So, on Saturday, June 13th, I had one of the best baseball days of my life. We traveled to San Quentin (yes, the prison) to play the inmates. It was an awesome and surreal experience, and one that I will not soon forget. Unfortunately, we were not allowed to bring any cameras inside the prison, so I have no photos from the game itself, but I do have this shot from outside the prison gates.
Nestled on a gorgeous piece of bay front property (probably worth boatloads of $$$ even in today’s lagging real estate market), San Quentin is an old, creepy, scary kind of place. Built in 1852, it’s the oldest prison in the state, the gate that we walked through looked clearly like it was built in a different era, all old and rusty yet imposingly sturdy.
We walk into the prison with the organizer of the prison baseball program, who gives us an informal tour. He points out the new hospital and the building where inmates get sent for “correction.” (shudder) Towards the top of one of the buildings is kind of a caged balcony area — death row. We walk around the perimeter of the prison over to the baseball field, which is right in middle of the exercise yard. Already, the inmate team is warming up, most of them are dressed in blue jeans with denim shirts.
One of the big rules of San Quentin was that non-inmates are not allowed to wear blue shirts or blue pants, to avoid us getting mistaken for an inmate. Yah.. fine by me. That said, aside from guards at the gate, and a guard visible in one of the towers, I didn’t feel an overwhelming guard presence at all.

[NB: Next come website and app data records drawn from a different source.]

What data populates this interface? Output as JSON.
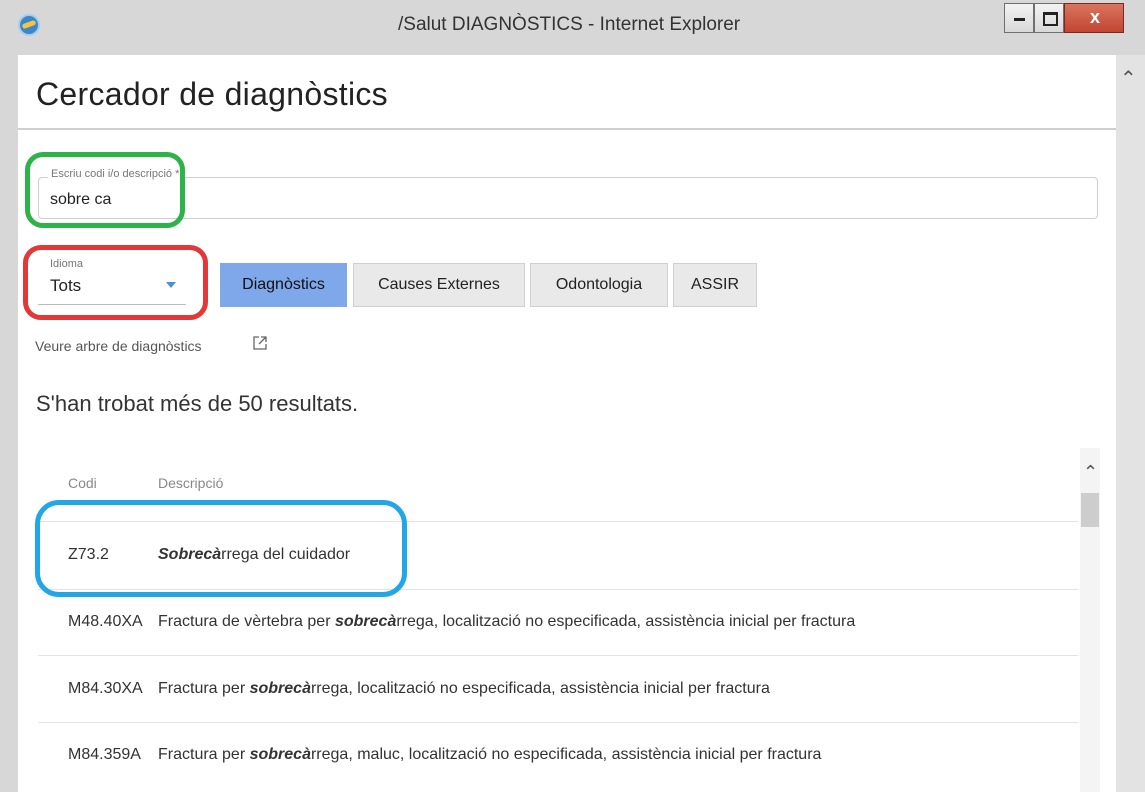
{
  "window": {
    "title": "/Salut DIAGNÒSTICS - Internet Explorer",
    "close_glyph": "x"
  },
  "page": {
    "title": "Cercador de diagnòstics"
  },
  "search": {
    "label": "Escriu codi i/o descripció *",
    "value": "sobre ca"
  },
  "language": {
    "label": "Idioma",
    "value": "Tots"
  },
  "tabs": [
    {
      "label": "Diagnòstics",
      "active": true
    },
    {
      "label": "Causes Externes",
      "active": false
    },
    {
      "label": "Odontologia",
      "active": false
    },
    {
      "label": "ASSIR",
      "active": false
    }
  ],
  "tree_link": "Veure arbre de diagnòstics",
  "results": {
    "summary": "S'han trobat més de 50 resultats.",
    "columns": {
      "code": "Codi",
      "description": "Descripció"
    },
    "rows": [
      {
        "code": "Z73.2",
        "match": "Sobrecà",
        "rest": "rrega del cuidador"
      },
      {
        "code": "M48.40XA",
        "pre": "Fractura de vèrtebra per ",
        "match": "sobrecà",
        "rest": "rrega, localització no especificada, assistència inicial per fractura"
      },
      {
        "code": "M84.30XA",
        "pre": "Fractura per ",
        "match": "sobrecà",
        "rest": "rrega, localització no especificada, assistència inicial per fractura"
      },
      {
        "code": "M84.359A",
        "pre": "Fractura per ",
        "match": "sobrecà",
        "rest": "rrega, maluc, localització no especificada, assistència inicial per fractura"
      }
    ]
  },
  "colors": {
    "active_tab": "#7fa8eb",
    "highlight_green": "#2db34a",
    "highlight_red": "#e23838",
    "highlight_blue": "#22a7e6"
  }
}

If it were not for the 40 foot high walls surrounding the yard, this baseball field didn’t seem that different than other ones that I’ve played at.
About 20 minutes after we started warming up, someone arrived with the jerseys for the inmate team. Immediately they all began changing into their black and yellow uniforms — no need for locker rooms here. Even the urinals were out in the open — they were these grey plastic structures standing off to the side of the dugout. The exercise yard started filling in with more inmates, some walking or jogging around the yard, some just hanging out near the corners. A group of them gathered at the scoreboard in center field, a classic, hand-operated deal that the inmates themselves constructed in the prison workshop. Cool. 4 umpires came on the field, all inmates. I don’t think I’ve ever played a game with 4 umpires and a fully operated scoreboard. Cool.

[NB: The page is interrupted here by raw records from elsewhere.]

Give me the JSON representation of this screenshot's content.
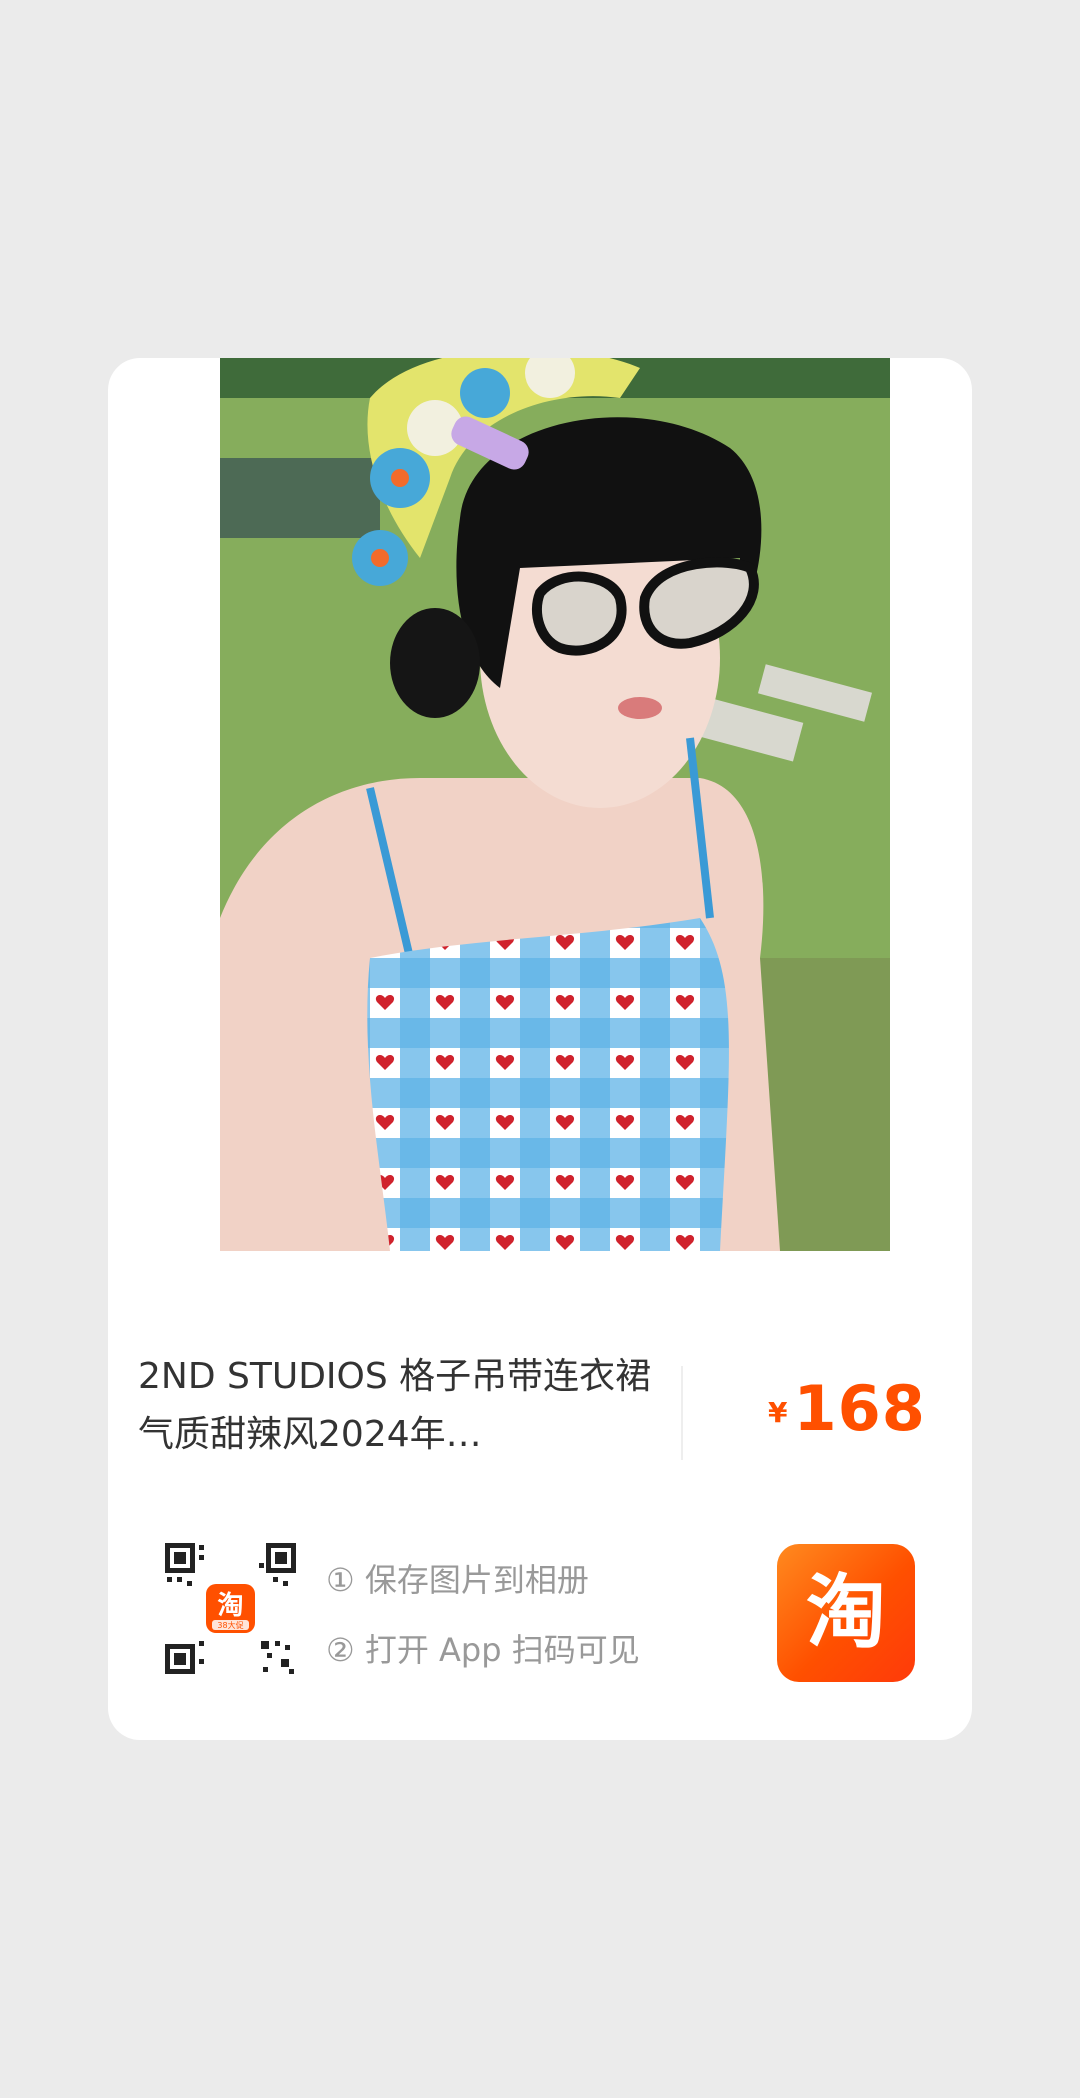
{
  "product": {
    "title": "2ND STUDIOS 格子吊带连衣裙气质甜辣风2024年…",
    "price_symbol": "¥",
    "price": "168"
  },
  "qr": {
    "center_logo": "淘",
    "center_sub": "38大促"
  },
  "instructions": {
    "step1": "① 保存图片到相册",
    "step2": "② 打开 App 扫码可见"
  },
  "app_badge": {
    "label": "淘"
  },
  "colors": {
    "accent": "#ff5000",
    "background": "#ebebeb",
    "card": "#ffffff"
  }
}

The inmates were all very courteous and friendly — most of them are lifers and from the ones that I chatted with, the average amount that they’ve been inside was about 15-20 years.. There was one guy that was exactly my age, and he had been in prison since he was 18. The heckling from the inmates during the game was chiding and friendly, all part of the game.
The game itself was pretty solid — their pitcher pitched well, and we played a clean game. At one point, a siren went off and immediately all of the inmates sat down on the ground. I was coaching third base at the time (near the inmate dugout), so looking around at all of the seated inmates, I sat down too.
Seeing me sit down, one of the inmates shouts out “Hey! You ain’t gotta sit down, you’re wearing red!” To which another retorts, “He just don’t wanna get shot!”
Yah. Not getting shot would be great.
We won the game 7-4.
It was a great day, something very different than my usual Saturday. If you want to learn more about baseball at San Quentin, there’s a documentary about it called Bad Boys of Summer.
I was pointed to this by fellow ohioan Ali, who recently gave me a shout-out for pointing her towards campfire goods, a couple of t-shirt guys in akron, with a ton of midwest-themed clothing — I have their midwesterner tshirt.
I’m a sucker for any bicycle-themed or ohio-themed piece of clothing.
Man, if someone were to come out with some sort of “I Bicycle in Ohio” t-shirt, I think I might instantaneously combust with excitement.
the time is gone, the song is over, thought i'd something more to say…